The professional conduct of attorneys is often highly valued because they hold so much responsibility for the future of their clients. A great deal of public and private trust is granted to attorneys, based on the idea that they will act in a legal and responsible manner on their client's behalf. Violating conduct laws poses a threat to the entire profession by damaging the trustworthy reputation of the profession as a whole. Strong disciplinary action meets attorney misconduct specifically to deter ethics violations and prove to the public that conduct matters are treated seriously.
Criminal acts are often a source of misconduct allegations for attorneys. Committing fraud or bribery, illicitly obtaining evidence, and coercing testimony are all common ways that an attorney may violate conduct rules while on the job. In addition, any criminal action, whether related to the profession or not, may be ground for misconduct accusations. Since criminal activity can reflect poorly on a person's fitness to act as a lawyer, even wholly unrelated crimes such as domestic abuse or driving under the influence, can result in disciplinary action.
Violations of client/attorney ethics can also be a source of attorney misconduct issues. Conflict of interest cases result when the attorney has a personal interest related to a case that may trump a professional duty; for instance, conflict of interest usually bars attorneys from representing family members. Violating client confidentiality, such as by telling a reporter about a celebrity client's marriage woes, may also constitute a major violation of professional standards and can even result in legal charges in some cases. Sexual or romantic relationships between lawyers and clients are almost always considered attorney misconduct and can result in serious disciplinary measures.
There are a variety of penalties that may be levied for attorney misconduct, in addition to legal penalties for breaking any laws. These penalties may depend on the circumstances, and in some cases may serve only as a warning, rather than a truly punitive measure. The most minor disciplinary action is usually a private letter of concern or reprimand sent by the licensing or ethics board to the attorney. Other penalties include public censure, license suspension, and permanent disbarment. Disbarring a lawyer can render him or her permanently unable to practice in the jurisdiction, and is an extremely severe and rarely invoked penalty which may effectively end a lawyer's career.
@Terrificli -- you are not giving clients enough credit. They may miss some small violations of the code of ethics, but they know if they have been ripped off. The problem is finding the resources to file a complaint against the misbehaving attorney, so educating the general public about how to do that might be a good idea.
By the way, judges are often the ones that turn lawyers in who have broken the code of ethics. Quite often, they feel an obligation to protect the rights of people who are in their courts and will call an unethical lawyer to the carpet in a heartbeat.
A major problem with legal ethics is that attorneys have a duty to turn other lawyers in when they know that ethical rules have been breached. But a lot of attorneys aren't willing to step up and do that. There is a certain stigma attached with ratting out other attorneys, not to mention the attorney who has been complained about might be out for revenge.
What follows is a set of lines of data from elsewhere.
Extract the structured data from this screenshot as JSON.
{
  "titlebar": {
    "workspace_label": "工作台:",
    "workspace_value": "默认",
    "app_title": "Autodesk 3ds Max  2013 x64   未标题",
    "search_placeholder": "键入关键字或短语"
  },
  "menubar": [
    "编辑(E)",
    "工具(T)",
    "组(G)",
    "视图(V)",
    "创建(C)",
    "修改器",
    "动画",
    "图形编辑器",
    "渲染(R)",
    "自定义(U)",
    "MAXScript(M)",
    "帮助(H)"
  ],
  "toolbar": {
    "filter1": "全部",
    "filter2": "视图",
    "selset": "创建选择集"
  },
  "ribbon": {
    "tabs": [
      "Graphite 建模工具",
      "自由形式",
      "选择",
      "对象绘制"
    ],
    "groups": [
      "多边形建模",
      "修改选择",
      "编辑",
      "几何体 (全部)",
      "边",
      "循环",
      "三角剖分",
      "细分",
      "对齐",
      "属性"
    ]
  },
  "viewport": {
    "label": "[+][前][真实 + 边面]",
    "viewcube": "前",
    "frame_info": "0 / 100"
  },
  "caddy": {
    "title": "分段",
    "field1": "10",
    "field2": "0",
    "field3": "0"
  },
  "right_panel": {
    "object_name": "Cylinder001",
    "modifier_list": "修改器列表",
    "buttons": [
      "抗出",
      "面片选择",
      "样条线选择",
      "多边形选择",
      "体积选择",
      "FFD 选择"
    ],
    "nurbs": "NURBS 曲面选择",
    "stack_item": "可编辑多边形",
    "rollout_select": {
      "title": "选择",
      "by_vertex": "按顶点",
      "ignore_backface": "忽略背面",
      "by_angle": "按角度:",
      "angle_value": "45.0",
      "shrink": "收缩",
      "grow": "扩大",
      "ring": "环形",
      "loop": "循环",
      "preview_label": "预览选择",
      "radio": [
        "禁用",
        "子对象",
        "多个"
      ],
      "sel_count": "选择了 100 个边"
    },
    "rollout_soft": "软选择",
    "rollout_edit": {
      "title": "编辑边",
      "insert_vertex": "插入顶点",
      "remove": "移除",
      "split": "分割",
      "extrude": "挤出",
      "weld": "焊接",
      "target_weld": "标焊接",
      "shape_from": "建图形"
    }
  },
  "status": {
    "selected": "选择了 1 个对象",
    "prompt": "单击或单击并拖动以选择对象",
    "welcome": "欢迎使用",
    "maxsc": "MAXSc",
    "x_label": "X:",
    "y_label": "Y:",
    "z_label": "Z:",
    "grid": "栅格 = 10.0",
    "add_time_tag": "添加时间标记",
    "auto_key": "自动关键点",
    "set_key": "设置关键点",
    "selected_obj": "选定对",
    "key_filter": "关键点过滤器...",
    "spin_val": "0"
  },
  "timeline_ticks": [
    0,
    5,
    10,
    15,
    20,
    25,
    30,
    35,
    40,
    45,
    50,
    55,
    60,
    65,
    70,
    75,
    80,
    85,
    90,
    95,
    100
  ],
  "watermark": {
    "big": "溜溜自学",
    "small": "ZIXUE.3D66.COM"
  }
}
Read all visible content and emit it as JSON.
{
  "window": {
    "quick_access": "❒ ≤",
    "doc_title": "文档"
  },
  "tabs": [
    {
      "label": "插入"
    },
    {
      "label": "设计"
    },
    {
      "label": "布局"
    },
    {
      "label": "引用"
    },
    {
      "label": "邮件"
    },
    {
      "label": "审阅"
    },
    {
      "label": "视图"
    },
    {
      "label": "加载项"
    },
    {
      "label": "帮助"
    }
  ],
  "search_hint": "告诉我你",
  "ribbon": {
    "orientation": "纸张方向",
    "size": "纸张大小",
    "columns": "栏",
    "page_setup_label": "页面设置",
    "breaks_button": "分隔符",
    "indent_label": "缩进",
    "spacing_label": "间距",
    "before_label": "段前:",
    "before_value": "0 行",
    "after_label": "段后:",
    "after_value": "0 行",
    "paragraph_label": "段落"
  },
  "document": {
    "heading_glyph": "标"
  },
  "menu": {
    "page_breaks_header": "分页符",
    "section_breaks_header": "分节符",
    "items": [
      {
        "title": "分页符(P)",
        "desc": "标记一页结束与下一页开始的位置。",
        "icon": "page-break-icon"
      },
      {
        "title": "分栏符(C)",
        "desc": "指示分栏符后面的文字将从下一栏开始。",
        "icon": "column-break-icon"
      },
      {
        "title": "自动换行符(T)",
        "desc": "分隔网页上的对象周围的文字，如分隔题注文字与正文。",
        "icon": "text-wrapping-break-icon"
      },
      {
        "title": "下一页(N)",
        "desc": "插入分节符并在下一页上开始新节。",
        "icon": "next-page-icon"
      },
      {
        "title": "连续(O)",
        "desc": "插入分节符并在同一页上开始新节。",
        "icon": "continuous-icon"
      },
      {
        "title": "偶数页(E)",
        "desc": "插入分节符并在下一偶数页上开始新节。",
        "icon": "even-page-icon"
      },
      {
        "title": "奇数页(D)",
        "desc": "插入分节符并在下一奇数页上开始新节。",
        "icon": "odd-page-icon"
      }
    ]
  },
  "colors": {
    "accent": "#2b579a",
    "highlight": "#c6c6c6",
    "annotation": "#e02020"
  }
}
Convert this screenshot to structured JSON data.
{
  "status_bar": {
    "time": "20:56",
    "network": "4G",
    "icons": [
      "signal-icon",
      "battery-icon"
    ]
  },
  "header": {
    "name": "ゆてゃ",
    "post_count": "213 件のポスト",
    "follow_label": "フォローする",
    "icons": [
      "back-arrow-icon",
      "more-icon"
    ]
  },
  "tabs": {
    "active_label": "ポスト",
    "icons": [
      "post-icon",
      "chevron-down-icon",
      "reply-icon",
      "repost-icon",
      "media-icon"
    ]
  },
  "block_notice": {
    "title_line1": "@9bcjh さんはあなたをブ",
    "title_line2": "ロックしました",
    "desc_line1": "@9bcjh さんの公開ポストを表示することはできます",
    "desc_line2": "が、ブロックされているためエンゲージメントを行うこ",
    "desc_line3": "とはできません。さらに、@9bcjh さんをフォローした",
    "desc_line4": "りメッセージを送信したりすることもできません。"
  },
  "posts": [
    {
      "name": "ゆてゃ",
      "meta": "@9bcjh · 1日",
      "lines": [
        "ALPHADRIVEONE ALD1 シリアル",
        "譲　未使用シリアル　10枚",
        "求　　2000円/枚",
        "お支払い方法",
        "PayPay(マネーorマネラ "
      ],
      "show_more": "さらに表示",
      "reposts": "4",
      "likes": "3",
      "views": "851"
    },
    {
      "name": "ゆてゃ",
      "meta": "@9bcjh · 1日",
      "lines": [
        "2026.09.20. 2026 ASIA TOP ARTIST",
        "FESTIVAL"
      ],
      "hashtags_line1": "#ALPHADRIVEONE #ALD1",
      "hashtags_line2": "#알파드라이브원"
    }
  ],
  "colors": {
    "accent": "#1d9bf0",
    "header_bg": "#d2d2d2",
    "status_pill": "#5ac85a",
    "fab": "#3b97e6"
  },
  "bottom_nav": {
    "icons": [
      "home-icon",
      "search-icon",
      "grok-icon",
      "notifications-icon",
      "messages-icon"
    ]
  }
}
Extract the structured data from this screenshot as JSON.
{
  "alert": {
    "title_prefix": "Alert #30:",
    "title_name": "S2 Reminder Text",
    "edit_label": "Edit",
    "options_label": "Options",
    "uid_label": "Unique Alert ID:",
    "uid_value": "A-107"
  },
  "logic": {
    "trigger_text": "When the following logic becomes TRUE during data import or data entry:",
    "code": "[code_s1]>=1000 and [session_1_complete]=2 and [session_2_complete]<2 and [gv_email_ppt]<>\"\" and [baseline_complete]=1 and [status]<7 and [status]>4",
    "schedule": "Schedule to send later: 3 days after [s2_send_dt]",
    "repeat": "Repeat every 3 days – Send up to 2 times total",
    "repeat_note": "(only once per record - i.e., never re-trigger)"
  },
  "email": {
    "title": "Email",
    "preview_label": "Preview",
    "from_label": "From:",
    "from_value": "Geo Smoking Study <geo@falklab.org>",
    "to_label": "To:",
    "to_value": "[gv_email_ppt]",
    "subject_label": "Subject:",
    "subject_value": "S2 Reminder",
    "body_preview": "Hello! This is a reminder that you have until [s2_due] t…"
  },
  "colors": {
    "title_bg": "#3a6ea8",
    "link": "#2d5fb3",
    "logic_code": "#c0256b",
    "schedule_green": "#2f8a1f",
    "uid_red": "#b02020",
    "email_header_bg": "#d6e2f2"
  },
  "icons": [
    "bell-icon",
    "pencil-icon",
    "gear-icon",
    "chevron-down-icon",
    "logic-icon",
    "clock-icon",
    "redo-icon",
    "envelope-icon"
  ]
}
The legal community is a close knit one in a lot of areas. The members of that community rarely want to turn each other in because all of those lawyers have to work with each other and burning bridges can make settling cases a difficult task indeed.
Clients who have been wronged can turn their lawyers in for ethical violations, but how many of those clients are sophisticated enough to know what is proper and what is not?